Remember this case the next time someone says that the Graham amendment is about giving legal rights to terrorists. Abu Bakker Qassim and A’del Abdu al-Hakim are not terrorists. They are the victims of our government’s mistakes. And remember this case the next time someone says that the rights provided by the Graham amendment are an acceptable substitute for habeas corpus. The Graham amendment only allows Guantanamo detainees to appeal the findings of military tribunals. It does not allow detainees like Abu Bakker Qassim and A’del Abdu al-Hakim, who have no quarrel with the findings of their tribunals, to ask why, having been found innocent, they are still in prison.

Luckily, the Graham amendment was not in force when Abu Bakker Qassim and A’del Abdu al-Hakim brought their case.

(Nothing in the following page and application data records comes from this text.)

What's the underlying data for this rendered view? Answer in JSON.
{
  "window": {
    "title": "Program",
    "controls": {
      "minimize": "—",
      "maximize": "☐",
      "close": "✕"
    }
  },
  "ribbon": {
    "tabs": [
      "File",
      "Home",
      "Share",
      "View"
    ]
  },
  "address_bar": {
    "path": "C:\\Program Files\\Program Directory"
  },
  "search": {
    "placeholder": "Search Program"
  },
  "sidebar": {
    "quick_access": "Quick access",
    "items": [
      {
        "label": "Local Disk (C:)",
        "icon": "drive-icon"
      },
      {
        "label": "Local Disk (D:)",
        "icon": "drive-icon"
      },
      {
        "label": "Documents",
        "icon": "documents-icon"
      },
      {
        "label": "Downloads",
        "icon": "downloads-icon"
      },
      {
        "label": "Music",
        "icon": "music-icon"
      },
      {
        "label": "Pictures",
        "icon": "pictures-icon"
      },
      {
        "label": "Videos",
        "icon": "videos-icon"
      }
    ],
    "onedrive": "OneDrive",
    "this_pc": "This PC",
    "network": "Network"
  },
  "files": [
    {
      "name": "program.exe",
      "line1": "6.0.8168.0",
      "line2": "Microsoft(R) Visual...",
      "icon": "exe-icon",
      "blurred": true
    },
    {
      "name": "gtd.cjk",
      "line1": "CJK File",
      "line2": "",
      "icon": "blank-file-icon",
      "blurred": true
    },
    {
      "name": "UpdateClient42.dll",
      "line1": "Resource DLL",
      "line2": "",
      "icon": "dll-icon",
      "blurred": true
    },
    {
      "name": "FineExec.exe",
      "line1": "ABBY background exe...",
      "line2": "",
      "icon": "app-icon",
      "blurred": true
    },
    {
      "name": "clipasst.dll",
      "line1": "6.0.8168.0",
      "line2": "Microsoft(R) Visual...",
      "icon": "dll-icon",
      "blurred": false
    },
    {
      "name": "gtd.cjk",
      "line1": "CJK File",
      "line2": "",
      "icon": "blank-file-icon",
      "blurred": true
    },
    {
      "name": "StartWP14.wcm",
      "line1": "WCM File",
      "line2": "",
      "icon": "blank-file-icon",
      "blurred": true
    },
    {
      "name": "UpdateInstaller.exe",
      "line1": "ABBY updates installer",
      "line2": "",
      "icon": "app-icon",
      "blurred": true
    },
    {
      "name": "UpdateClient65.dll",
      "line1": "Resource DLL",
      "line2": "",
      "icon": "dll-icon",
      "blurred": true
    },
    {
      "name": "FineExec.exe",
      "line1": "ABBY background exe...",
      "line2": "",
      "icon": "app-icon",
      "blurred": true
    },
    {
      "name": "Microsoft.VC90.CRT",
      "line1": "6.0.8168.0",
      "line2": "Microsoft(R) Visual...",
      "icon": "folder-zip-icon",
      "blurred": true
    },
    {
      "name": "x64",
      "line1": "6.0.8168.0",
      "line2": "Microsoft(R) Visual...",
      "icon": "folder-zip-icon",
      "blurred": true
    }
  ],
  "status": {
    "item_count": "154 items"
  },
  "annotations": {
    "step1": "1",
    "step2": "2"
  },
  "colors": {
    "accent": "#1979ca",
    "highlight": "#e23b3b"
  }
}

Had it been, they would not have been allowed to proceed, innocence or no innocence. As it is, they filed a habeas petition. The judge in the case has said that he will rule soon:

“The one thing that I am sure of is that I’m going to act on this motion within the next week or two one way or another. There isn’t going to be any more waiting. So if anybody has anything to say to me by way of augmenting the record — I don’t — thank you, Mr. Henry, for your offer to speak to me off the record, but I don’t want that. I’m just not going to be in that position. If you can tell me that they’re going to be released on X date, you can tell me that publicly. Or if you can tell me that they’re going to be released on X date and you have a date, I’ll accept that. But “diplomatic efforts are proceeding,” no thank you.”

But it’s only because they had habeas rights that they have a judge at all. If the Graham amendment passes, no other Guantanamo detainee who is cleared by a military tribunal will be able to ask a court to decide whether he can still be kept in detention. (And bear in mind that the government’s position is that it does not have to tell anyone when detainees are cleared.) Again: this is just wrong.

If you haven’t already, please call or write your Senators and Representatives and ask them not to support this amendment, especially if you live in the district of any of the Conference Committee members listed here. (And yes, I know that Duke Cunningham shouldn’t be on this list.)

Thanks — and thanks as well to Kevin Drum for letting me guest-blog, and to all of you for putting up with me.